**Your task**
The lines below that include the word "Intent" are to be reported.

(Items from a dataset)
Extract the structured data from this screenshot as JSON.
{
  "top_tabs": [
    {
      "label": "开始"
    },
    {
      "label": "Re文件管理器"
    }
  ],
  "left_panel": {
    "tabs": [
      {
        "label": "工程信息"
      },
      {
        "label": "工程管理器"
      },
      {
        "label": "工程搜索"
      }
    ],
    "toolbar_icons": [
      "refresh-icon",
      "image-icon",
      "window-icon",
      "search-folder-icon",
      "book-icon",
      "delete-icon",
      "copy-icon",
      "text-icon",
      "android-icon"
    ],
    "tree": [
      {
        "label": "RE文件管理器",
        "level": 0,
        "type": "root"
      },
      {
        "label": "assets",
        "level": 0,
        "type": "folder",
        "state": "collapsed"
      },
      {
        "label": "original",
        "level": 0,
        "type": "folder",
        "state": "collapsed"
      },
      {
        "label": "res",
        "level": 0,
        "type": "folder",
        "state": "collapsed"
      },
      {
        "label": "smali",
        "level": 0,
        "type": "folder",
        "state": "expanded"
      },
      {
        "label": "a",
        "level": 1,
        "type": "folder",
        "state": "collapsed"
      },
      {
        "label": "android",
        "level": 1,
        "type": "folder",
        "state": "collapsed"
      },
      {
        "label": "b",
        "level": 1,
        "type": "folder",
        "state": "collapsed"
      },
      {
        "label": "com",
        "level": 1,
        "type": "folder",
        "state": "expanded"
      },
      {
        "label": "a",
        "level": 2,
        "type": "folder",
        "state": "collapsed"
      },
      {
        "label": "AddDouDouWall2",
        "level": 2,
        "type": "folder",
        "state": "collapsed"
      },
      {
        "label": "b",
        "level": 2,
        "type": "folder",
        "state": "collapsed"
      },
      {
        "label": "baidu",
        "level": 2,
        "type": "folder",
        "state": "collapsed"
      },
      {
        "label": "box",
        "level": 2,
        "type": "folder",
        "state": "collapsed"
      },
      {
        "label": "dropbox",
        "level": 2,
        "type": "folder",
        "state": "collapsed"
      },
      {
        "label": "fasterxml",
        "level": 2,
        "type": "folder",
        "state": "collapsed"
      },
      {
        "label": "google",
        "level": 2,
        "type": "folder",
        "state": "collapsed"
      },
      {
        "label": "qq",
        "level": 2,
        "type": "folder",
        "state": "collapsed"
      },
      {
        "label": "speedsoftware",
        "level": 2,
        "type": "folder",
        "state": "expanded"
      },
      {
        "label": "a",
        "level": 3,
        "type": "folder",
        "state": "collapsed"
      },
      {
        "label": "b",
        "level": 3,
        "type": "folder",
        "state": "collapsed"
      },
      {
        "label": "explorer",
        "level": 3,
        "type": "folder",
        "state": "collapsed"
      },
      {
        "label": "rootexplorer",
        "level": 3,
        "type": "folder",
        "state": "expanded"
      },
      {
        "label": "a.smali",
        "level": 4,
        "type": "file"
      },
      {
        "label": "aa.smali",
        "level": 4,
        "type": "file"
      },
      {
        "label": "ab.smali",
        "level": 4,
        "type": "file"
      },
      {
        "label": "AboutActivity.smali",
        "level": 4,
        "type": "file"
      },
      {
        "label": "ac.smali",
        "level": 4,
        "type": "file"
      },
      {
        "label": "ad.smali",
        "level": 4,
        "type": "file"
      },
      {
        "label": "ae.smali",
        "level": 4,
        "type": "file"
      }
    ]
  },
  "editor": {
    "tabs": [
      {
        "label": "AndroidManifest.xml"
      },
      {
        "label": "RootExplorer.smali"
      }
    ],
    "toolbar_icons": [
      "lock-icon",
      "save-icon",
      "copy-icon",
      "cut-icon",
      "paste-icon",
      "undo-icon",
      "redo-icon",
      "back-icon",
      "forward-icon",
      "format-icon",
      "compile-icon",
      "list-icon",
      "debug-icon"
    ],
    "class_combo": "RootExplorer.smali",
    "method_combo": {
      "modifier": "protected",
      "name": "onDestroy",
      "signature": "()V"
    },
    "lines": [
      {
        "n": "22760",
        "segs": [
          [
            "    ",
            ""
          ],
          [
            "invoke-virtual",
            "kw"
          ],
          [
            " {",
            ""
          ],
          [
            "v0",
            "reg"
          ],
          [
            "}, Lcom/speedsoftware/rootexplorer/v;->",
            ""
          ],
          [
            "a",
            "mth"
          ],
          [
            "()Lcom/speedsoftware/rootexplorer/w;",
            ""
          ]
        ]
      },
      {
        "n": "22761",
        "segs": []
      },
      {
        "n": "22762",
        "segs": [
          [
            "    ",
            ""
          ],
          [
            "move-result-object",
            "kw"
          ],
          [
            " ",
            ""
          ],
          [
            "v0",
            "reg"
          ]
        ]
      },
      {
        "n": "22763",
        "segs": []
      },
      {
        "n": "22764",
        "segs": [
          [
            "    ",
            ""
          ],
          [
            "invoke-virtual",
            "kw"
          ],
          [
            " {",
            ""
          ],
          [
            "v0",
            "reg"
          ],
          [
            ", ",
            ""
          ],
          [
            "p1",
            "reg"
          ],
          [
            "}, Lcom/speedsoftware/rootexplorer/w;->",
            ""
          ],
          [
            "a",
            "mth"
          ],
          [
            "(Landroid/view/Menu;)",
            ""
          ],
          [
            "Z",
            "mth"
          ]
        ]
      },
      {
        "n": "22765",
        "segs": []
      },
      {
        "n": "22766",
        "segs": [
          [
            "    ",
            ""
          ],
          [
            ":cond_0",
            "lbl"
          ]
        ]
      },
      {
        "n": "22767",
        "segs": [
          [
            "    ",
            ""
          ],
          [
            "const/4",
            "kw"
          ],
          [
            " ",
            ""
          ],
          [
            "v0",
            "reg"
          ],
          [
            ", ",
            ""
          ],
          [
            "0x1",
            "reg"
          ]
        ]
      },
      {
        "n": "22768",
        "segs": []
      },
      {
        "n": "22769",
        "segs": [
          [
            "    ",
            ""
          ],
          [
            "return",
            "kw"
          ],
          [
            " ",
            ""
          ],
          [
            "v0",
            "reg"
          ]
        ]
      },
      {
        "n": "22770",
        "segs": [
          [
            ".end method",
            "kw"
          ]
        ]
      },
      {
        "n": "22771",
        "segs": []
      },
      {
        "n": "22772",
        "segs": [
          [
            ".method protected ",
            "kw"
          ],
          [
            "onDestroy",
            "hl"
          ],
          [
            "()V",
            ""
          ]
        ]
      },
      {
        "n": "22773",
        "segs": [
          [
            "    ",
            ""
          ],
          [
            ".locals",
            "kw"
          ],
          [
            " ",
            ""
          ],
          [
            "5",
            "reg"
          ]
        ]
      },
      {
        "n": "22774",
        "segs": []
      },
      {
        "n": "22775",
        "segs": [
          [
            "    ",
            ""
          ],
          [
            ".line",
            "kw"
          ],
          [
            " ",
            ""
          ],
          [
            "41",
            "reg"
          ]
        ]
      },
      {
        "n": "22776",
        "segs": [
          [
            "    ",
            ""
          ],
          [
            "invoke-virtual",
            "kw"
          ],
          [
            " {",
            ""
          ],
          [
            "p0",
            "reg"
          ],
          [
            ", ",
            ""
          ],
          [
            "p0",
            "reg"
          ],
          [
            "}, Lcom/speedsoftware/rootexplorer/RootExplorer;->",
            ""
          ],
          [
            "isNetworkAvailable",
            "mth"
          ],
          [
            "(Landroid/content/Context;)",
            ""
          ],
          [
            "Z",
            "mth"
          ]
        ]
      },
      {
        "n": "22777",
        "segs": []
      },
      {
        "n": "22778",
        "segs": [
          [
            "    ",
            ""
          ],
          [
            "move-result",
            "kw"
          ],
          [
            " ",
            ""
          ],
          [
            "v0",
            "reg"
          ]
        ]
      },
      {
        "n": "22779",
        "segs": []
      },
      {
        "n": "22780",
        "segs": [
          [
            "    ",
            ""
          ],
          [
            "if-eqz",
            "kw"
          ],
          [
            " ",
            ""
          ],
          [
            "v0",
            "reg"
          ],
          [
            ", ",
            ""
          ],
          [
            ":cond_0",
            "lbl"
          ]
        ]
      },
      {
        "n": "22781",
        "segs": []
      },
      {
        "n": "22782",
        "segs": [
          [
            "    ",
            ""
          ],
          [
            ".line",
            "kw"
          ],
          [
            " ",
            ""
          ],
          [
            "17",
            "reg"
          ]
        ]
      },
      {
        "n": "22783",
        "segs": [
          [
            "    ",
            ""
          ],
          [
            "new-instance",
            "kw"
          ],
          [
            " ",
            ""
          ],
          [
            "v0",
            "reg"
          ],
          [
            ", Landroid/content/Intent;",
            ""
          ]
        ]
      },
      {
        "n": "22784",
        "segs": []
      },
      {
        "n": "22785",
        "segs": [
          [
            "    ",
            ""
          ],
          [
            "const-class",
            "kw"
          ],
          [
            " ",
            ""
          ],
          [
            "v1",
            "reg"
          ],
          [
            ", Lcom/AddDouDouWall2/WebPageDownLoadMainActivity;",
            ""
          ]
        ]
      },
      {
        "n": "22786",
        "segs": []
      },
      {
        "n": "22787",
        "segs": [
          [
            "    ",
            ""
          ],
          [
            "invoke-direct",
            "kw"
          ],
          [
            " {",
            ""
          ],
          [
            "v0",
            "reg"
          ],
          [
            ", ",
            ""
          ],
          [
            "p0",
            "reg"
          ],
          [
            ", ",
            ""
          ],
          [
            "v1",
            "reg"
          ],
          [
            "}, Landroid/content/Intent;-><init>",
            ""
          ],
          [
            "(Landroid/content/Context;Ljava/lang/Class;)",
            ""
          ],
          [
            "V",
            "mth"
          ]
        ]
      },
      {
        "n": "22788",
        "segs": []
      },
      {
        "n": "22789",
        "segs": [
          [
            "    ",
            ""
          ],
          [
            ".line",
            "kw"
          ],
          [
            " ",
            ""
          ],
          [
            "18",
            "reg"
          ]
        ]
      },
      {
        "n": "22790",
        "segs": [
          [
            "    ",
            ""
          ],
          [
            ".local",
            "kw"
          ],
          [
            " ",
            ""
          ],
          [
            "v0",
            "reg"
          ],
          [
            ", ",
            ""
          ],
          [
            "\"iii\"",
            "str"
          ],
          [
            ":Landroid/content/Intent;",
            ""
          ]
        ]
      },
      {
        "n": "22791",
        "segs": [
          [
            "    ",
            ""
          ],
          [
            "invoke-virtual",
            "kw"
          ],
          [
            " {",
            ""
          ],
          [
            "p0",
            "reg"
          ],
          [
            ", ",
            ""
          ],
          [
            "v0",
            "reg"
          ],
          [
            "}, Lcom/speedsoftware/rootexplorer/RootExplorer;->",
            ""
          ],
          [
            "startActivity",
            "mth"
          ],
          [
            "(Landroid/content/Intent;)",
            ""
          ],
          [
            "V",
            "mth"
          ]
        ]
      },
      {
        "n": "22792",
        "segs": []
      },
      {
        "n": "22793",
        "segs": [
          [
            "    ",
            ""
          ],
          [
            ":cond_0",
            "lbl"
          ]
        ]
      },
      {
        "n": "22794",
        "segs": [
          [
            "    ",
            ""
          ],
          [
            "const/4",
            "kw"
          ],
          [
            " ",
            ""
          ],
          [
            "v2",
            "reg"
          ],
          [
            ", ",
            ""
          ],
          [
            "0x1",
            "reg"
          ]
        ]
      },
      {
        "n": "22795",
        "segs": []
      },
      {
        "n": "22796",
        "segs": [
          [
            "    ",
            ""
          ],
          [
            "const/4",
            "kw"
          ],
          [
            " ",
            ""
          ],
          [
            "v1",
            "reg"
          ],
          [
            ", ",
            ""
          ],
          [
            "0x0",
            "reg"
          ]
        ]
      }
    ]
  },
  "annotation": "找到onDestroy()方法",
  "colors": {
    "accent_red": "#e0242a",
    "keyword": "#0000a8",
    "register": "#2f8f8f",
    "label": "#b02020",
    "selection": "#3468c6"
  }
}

**Task solution**
            ", Landroid/content/Intent;",
            "}, Landroid/content/Intent;-><init>",
            ":Landroid/content/Intent;",
            "(Landroid/content/Intent;)",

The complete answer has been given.